Metrobuses: Monstrous in appearance, monstrous in its dominance of the traffic infrastructure and news of Trondheim since its introduction in August last year. Turns out to be pretty monstrous also in the frequency domain.
LA1BFA had noticed that the squelch on his 2m radio would sometimes open when he drove by a metrobus. LA3WUA took responsibility and went to Høgskoleparken in the darkness in order to point his antenna towards buses and do some noise measurements. (The author of this blog post was also forced outside in order to provide photographs.)
The experimental setup was that we first measured the driver side using vertical and horizontal polarization, and then the same for the passenger side at approximately the same distance by walking back a bit.
There was definitely something around 146 MHz whenever a metrobus was passing.
The span is 80 MHz since we didn’t know what to look for in advance, so it doesn’t really give a good impression of the nature of the noise. We therefore limited the frequency range and did another measurement at vertical polarization:
The metrobus noise seems to span 3 MHz with a center frequency at around 146 MHz, covering the amateur radio bands.
The next step was to see whether we could sense the metrobus using the equipment at ARK. We directed our 2m array towards the road, and waited patiently for interesting signals.
Once in a while, we’d see comb noise splattered across the spectrum, as illustrated above.
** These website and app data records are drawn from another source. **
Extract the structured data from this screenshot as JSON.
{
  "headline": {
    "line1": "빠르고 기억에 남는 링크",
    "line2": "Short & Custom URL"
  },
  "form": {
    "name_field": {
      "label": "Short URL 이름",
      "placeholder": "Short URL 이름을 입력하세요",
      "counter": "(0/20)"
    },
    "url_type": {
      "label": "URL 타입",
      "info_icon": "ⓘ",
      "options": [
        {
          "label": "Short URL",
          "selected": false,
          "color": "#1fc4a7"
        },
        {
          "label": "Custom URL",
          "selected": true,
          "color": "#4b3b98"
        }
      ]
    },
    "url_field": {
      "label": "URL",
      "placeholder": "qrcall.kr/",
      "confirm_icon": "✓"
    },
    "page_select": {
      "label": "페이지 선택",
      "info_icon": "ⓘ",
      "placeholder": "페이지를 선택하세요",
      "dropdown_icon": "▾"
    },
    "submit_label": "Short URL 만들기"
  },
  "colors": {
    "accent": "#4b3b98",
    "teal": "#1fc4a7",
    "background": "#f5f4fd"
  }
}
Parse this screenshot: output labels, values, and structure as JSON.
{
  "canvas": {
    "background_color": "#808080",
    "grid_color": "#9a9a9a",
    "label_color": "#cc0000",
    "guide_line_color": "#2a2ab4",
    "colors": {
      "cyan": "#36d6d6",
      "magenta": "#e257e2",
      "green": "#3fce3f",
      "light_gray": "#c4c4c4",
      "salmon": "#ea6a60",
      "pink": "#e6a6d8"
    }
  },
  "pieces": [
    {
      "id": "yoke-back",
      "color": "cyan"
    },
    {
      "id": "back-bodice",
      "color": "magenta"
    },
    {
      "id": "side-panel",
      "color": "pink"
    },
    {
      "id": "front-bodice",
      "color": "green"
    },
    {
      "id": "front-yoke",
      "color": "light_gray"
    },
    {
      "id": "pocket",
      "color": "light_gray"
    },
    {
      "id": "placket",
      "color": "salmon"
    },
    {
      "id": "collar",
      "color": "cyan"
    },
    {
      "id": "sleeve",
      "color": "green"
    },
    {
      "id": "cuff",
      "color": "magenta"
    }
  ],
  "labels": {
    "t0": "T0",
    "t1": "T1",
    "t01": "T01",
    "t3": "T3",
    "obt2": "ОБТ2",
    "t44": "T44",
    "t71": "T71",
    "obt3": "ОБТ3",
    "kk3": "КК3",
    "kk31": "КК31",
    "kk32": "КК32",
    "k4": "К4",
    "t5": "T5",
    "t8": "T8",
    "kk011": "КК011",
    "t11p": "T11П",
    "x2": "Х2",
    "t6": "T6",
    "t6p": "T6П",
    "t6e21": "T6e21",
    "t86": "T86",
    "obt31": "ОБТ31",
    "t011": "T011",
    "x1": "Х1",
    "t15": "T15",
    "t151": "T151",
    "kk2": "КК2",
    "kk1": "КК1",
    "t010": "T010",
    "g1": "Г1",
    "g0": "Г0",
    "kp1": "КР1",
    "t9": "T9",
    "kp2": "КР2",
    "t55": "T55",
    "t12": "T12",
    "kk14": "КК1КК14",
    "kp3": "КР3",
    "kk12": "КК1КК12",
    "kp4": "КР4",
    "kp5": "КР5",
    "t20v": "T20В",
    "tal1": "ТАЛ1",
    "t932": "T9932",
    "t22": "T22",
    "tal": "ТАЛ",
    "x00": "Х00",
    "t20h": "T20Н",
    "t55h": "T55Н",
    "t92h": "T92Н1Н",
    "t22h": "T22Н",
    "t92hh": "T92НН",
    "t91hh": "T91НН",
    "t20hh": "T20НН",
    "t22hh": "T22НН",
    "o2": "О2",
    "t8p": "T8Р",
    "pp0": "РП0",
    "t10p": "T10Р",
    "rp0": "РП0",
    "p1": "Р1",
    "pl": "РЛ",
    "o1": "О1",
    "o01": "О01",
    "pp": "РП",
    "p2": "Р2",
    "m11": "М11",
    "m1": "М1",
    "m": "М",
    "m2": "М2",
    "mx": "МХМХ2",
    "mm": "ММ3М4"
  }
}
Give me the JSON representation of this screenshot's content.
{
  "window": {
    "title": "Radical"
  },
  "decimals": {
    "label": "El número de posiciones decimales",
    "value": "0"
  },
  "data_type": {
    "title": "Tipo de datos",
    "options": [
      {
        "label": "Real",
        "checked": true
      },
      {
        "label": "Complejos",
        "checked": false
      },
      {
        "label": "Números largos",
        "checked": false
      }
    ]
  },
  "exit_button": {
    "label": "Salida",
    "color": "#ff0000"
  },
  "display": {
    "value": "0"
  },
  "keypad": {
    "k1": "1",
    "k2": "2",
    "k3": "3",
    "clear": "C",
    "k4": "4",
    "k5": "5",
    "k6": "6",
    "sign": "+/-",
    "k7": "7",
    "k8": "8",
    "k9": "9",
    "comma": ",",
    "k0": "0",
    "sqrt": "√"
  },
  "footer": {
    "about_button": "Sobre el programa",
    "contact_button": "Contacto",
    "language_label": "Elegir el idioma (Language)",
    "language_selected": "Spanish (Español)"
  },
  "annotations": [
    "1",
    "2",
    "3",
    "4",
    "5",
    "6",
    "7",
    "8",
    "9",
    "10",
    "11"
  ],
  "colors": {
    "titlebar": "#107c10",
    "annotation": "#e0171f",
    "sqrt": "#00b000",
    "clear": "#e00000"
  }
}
We could run to the window whenever we got this, look outside, and ascertain that, yes, there was a metrobus passing.
We then reduced the frequency range and recorded IQ data while carefully noting down metrobus passing times. (Thanks to LB5LI for long-legged assistance with metrobus spotting.)
The characteristic comb noise is present in the waterfall diagram every time a metrobus was passing (at time 44 seconds, 456 seconds, 516 seconds and 599 seconds). Some of the signals are a bit weak, so we also plotted individual spectrograms below for clarity:
The comb noise spikes are clear even for the weaker signals. For fun, it is possible to create a metrobus detector using simple classification techniques:
Is atb.no down, and you need to catch a bus, but the weather is too stormy outside? No problem, just point a 2m antenna towards the road, wait for the metrobus’ gargantuan presence across the 2m amateur radio band, and run very fast.
We’ll get back to more metrobuses in later posts. This represents yet another noise source we have to cope with, and it will be interesting to see whether the noise is within the allowable limits.